 MGK, Sobibór, p.58; Thomas Kues, ‘Chil Rajchman’s Treblinka Memoirs, Inconvenient History, 2/1 http://www.inconvenienthistory.com/archive/2010/volume_2/number_1/chil_rajchmans_treblinka_memoirs.php It should be kept in mind that dates are harder to remember for witnesses, especially some time after an event.
 Browning Report, Section 5.3, ‘Documentary Evidence Concerning the Camps of Belzec, Sobibor, Treblinka’
 MGK, Sobibór, p.59.
 Krzepicki, ‘Eighteen Days in Treblinka,’ p. 130-131.
 Grinberg, ‘The Revolt in Treblinka,’ p.215.
 Kohn, ‘The Treblinka Revolt,’ p.224. Kohn arrived after the attack, so his reference is hearsay, but he did mention Bialas’ name on an SS barrack.
Arad, Belzec, Sobibor, Treblinka, pp.98-99; YVA, 0-3/565, pp.4-5, testimony of Boris (Kazik) Weinberg.
 Glazar, Trap with a Green Fence, pp. 54-55. Arrived after Bialas’ killing.
 Rosenberg, Tatsachenbericht, Wien, 24.12.1947, pp. 3-4.
 Strawczynski, Memoirs: Ten Months in Treblinka, XLV.
 Krzepicki, ‘Eighteen Days in Treblinka,’ pp.130-131.
 Arad, Belzec Sobibor Treblinka, pp.254-6, cf. protokol doprosa, Yakov Karplyuk, 29.9.1961, and protokol doprosa, Nikolai Skakodub, 3.5.1961, ASBU Kiev 66437-14-9, p.164; 66437-14-31, pp.293-4.
 See, for instance, the testimonies by Krzepicki, Wiernik, Rosenberg, Willenberg, Grinberg, Rajzman, and Strawczynski.
 SS-Sonderkommando Treblinka, Beförderungsvorschlag, 1.9.1943, gez.
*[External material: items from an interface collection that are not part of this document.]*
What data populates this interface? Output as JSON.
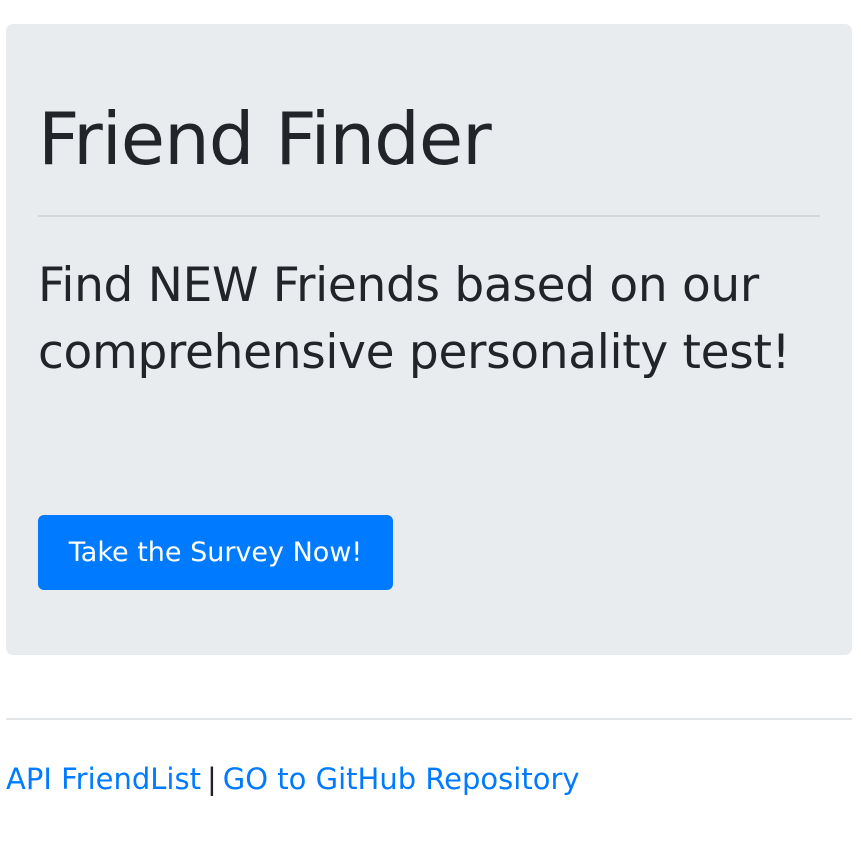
{
  "jumbotron": {
    "title": "Friend Finder",
    "subtitle": "Find NEW Friends based on our comprehensive personality test!",
    "button_label": "Take the Survey Now!"
  },
  "footer": {
    "api_link_label": "API FriendList",
    "separator": "|",
    "github_link_label": "GO to GitHub Repository"
  },
  "colors": {
    "primary": "#007bff",
    "jumbotron_bg": "#e9ecef",
    "text": "#212529"
  }
}
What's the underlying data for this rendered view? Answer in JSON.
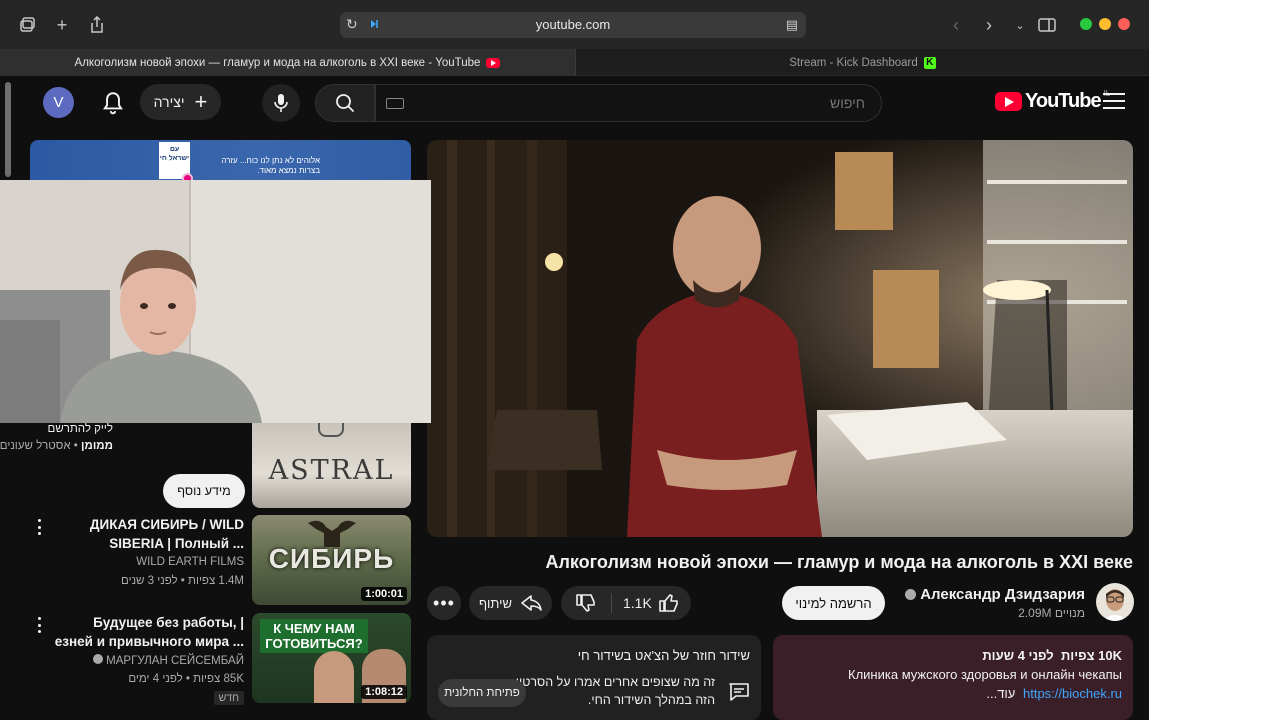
{
  "browser": {
    "url": "youtube.com",
    "tabs": [
      {
        "label": "Алкоголизм новой эпохи — гламур и мода на алкоголь в XXI веке - YouTube",
        "active": true
      },
      {
        "label": "Stream - Kick Dashboard",
        "active": false
      }
    ]
  },
  "header": {
    "avatar_letter": "V",
    "create_label": "יצירה",
    "search_placeholder": "חיפוש",
    "logo_text": "YouTube",
    "logo_region": "IL"
  },
  "sidebar": {
    "ad": {
      "flag_text": "עם ישראל חי",
      "text": "אלוהים לא נתן לנו כוח... עזרה בצרות נמצא מאוד."
    },
    "sponsored": {
      "line": "לייק להתרשם",
      "badge": "ממומן",
      "channel": "אסטרל שעונים",
      "thumb_text": "ASTRAL",
      "more_info_label": "מידע נוסף"
    },
    "recommendations": [
      {
        "title": "ДИКАЯ СИБИРЬ / WILD SIBERIA | Полный ...",
        "channel": "WILD EARTH FILMS",
        "views": "1.4M צפיות",
        "age": "לפני 3 שנים",
        "duration": "1:00:01",
        "thumb_text": "СИБИРЬ"
      },
      {
        "title": "Будущее без работы, | езней и привычного мира ...",
        "channel": "МАРГУЛАН СЕЙСЕМБАЙ",
        "views": "85K צפיות",
        "age": "לפני 4 ימים",
        "duration": "1:08:12",
        "badge": "חדש",
        "thumb_text": "К ЧЕМУ НАМ ГОТОВИТЬСЯ?"
      }
    ]
  },
  "video": {
    "title": "Алкоголизм новой эпохи — гламур и мода на алкоголь в XXI веке",
    "channel": "Александр Дзидзария",
    "subscribers": "2.09M מנויים",
    "subscribe_label": "הרשמה למינוי",
    "likes": "1.1K",
    "share_label": "שיתוף"
  },
  "description": {
    "views": "10K צפיות",
    "age": "לפני 4 שעות",
    "line1": "Клиника мужского здоровья и онлайн чекапы",
    "link": "https://biochek.ru",
    "more": "...עוד"
  },
  "chat_replay": {
    "heading": "שידור חוזר של הצ'אט בשידור חי",
    "body": "זה מה שצופים אחרים אמרו על הסרטון הזה במהלך השידור החי.",
    "open_label": "פתיחת החלונית"
  },
  "colors": {
    "yt_red": "#ff0033",
    "background": "#0f0f0f",
    "link_blue": "#3ea6ff",
    "kick_green": "#53fc18"
  }
}
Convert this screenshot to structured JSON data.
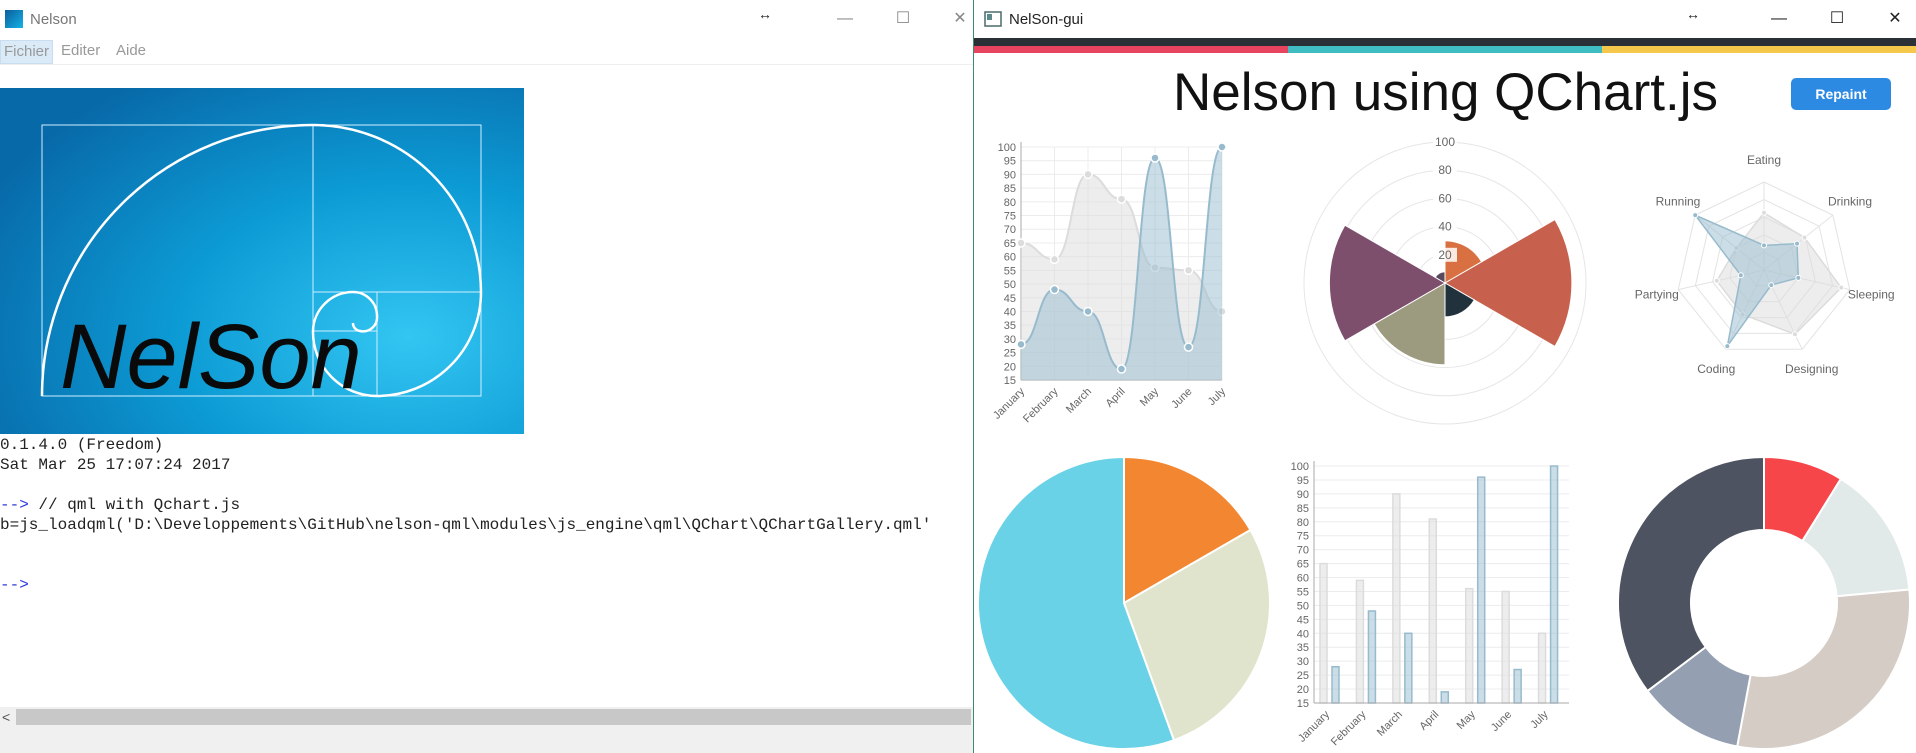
{
  "left_window": {
    "title": "Nelson",
    "menu": [
      "Fichier",
      "Editer",
      "Aide"
    ],
    "logo_text": "NelSon",
    "console_lines": [
      {
        "prompt": "",
        "text": "0.1.4.0 (Freedom)"
      },
      {
        "prompt": "",
        "text": "Sat Mar 25 17:07:24 2017"
      },
      {
        "prompt": "",
        "text": ""
      },
      {
        "prompt": "-->",
        "text": " // qml with Qchart.js"
      },
      {
        "prompt": "",
        "text": "b=js_loadqml('D:\\Developpements\\GitHub\\nelson-qml\\modules\\js_engine\\qml\\QChart\\QChartGallery.qml'"
      },
      {
        "prompt": "",
        "text": ""
      },
      {
        "prompt": "",
        "text": ""
      },
      {
        "prompt": "-->",
        "text": ""
      }
    ],
    "scroll_left_arrow": "<"
  },
  "right_window": {
    "title": "NelSon-gui",
    "heading": "Nelson using QChart.js",
    "repaint_label": "Repaint",
    "stripe_colors": [
      "#e8445f",
      "#3fbdc2",
      "#f5c84c"
    ],
    "window_controls": [
      "—",
      "☐",
      "✕"
    ]
  },
  "chart_data": [
    {
      "type": "line",
      "categories": [
        "January",
        "February",
        "March",
        "April",
        "May",
        "June",
        "July"
      ],
      "series": [
        {
          "values": [
            65,
            59,
            90,
            81,
            56,
            55,
            40
          ],
          "color": "#dcdcdc"
        },
        {
          "values": [
            28,
            48,
            40,
            19,
            96,
            27,
            100
          ],
          "color": "#97bbcd"
        }
      ],
      "ylim": [
        15,
        100
      ],
      "yticks": [
        15,
        20,
        25,
        30,
        35,
        40,
        45,
        50,
        55,
        60,
        65,
        70,
        75,
        80,
        85,
        90,
        95,
        100
      ]
    },
    {
      "type": "polar-area",
      "values": [
        30,
        90,
        24,
        58,
        82,
        8
      ],
      "colors": [
        "#d97041",
        "#c7604c",
        "#21323d",
        "#9d9b7f",
        "#7d4f6d",
        "#584a5e"
      ],
      "rticks": [
        20,
        40,
        60,
        80,
        100
      ],
      "rmax": 100
    },
    {
      "type": "radar",
      "labels": [
        "Eating",
        "Drinking",
        "Sleeping",
        "Designing",
        "Coding",
        "Partying",
        "Running"
      ],
      "series": [
        {
          "values": [
            65,
            59,
            90,
            81,
            56,
            55,
            40
          ],
          "color": "#dcdcdc"
        },
        {
          "values": [
            28,
            48,
            40,
            19,
            96,
            27,
            100
          ],
          "color": "#97bbcd"
        }
      ],
      "rmax": 100
    },
    {
      "type": "pie",
      "values": [
        30,
        50,
        100
      ],
      "colors": [
        "#f38630",
        "#e0e4cc",
        "#69d2e7"
      ]
    },
    {
      "type": "bar",
      "categories": [
        "January",
        "February",
        "March",
        "April",
        "May",
        "June",
        "July"
      ],
      "series": [
        {
          "values": [
            65,
            59,
            90,
            81,
            56,
            55,
            40
          ],
          "color": "#dcdcdc"
        },
        {
          "values": [
            28,
            48,
            40,
            19,
            96,
            27,
            100
          ],
          "color": "#97bbcd"
        }
      ],
      "ylim": [
        15,
        100
      ],
      "yticks": [
        15,
        20,
        25,
        30,
        35,
        40,
        45,
        50,
        55,
        60,
        65,
        70,
        75,
        80,
        85,
        90,
        95,
        100
      ]
    },
    {
      "type": "doughnut",
      "values": [
        30,
        50,
        100,
        40,
        120
      ],
      "colors": [
        "#f7464a",
        "#e2eae9",
        "#d4ccc5",
        "#949fb1",
        "#4d5360"
      ]
    }
  ]
}
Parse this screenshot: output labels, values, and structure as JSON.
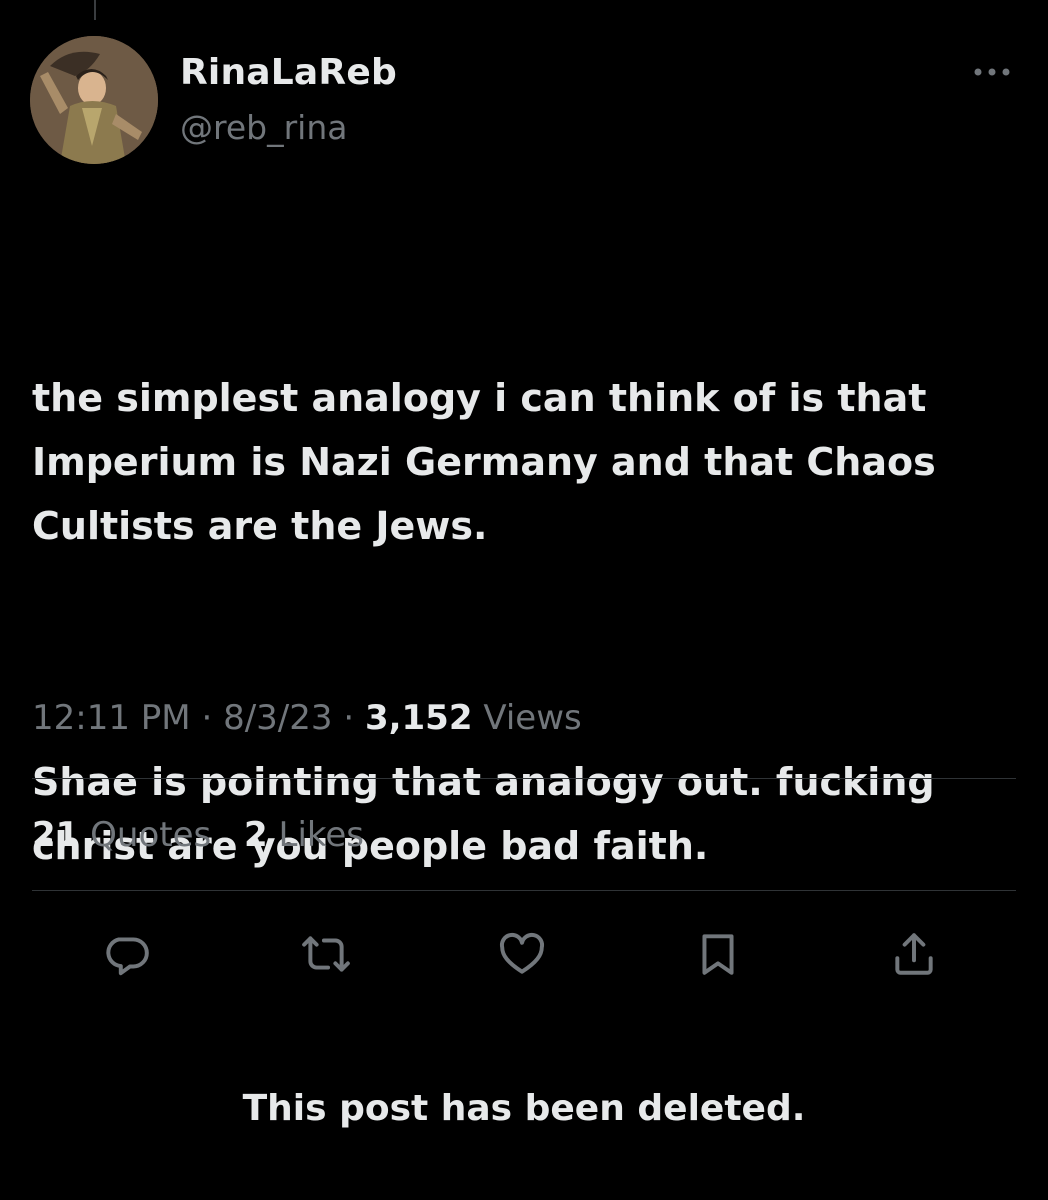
{
  "user": {
    "display_name": "RinaLaReb",
    "handle": "@reb_rina"
  },
  "tweet": {
    "paragraphs": [
      "the simplest analogy i can think of is that Imperium is Nazi Germany and that Chaos Cultists are the Jews.",
      "Shae is pointing that analogy out. fucking christ are you people bad faith."
    ]
  },
  "meta": {
    "time": "12:11 PM",
    "separator": "·",
    "date": "8/3/23",
    "views_count": "3,152",
    "views_label": "Views"
  },
  "stats": {
    "quotes_count": "21",
    "quotes_label": "Quotes",
    "likes_count": "2",
    "likes_label": "Likes"
  },
  "actions": {
    "reply_icon": "reply-icon",
    "retweet_icon": "retweet-icon",
    "like_icon": "heart-icon",
    "bookmark_icon": "bookmark-icon",
    "share_icon": "share-icon"
  },
  "notice": {
    "deleted_text": "This post has been deleted."
  },
  "colors": {
    "background": "#000000",
    "primary_text": "#e7e9ea",
    "secondary_text": "#71767b",
    "divider": "#2f3336"
  }
}
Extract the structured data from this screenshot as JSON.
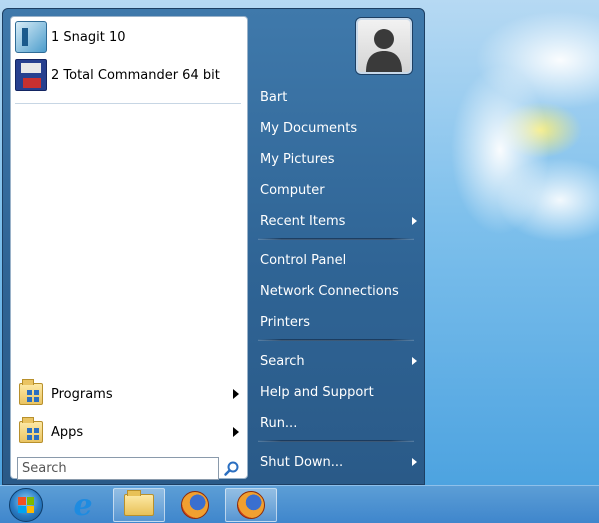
{
  "pinned": [
    {
      "label": "1 Snagit 10",
      "icon": "snagit-icon"
    },
    {
      "label": "2 Total Commander 64 bit",
      "icon": "total-commander-icon"
    }
  ],
  "folders": [
    {
      "label": "Programs",
      "icon": "programs-folder-icon"
    },
    {
      "label": "Apps",
      "icon": "apps-folder-icon"
    }
  ],
  "search": {
    "placeholder": "Search"
  },
  "right": {
    "user": "Bart",
    "my_documents": "My Documents",
    "my_pictures": "My Pictures",
    "computer": "Computer",
    "recent_items": "Recent Items",
    "control_panel": "Control Panel",
    "network_connections": "Network Connections",
    "printers": "Printers",
    "search": "Search",
    "help_and_support": "Help and Support",
    "run": "Run...",
    "shut_down": "Shut Down..."
  },
  "taskbar": {
    "items": [
      "start-button",
      "internet-explorer",
      "file-explorer",
      "firefox",
      "firefox"
    ]
  },
  "colors": {
    "menu_background": "#2f6495",
    "taskbar": "#4a8fd0",
    "wallpaper": "#6fb3e6"
  }
}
Kurt Franz, AIPN CA 903/2, p.11.
 Glazar and Joe Siedlecki.
 Strawczynski and Rajzman. Also nicknamed “Krummer Kopf.”
 Rajzman, Rosenberg, and Willenberg. Also called “Kiwe.”
 Wiernik and Rosenberg.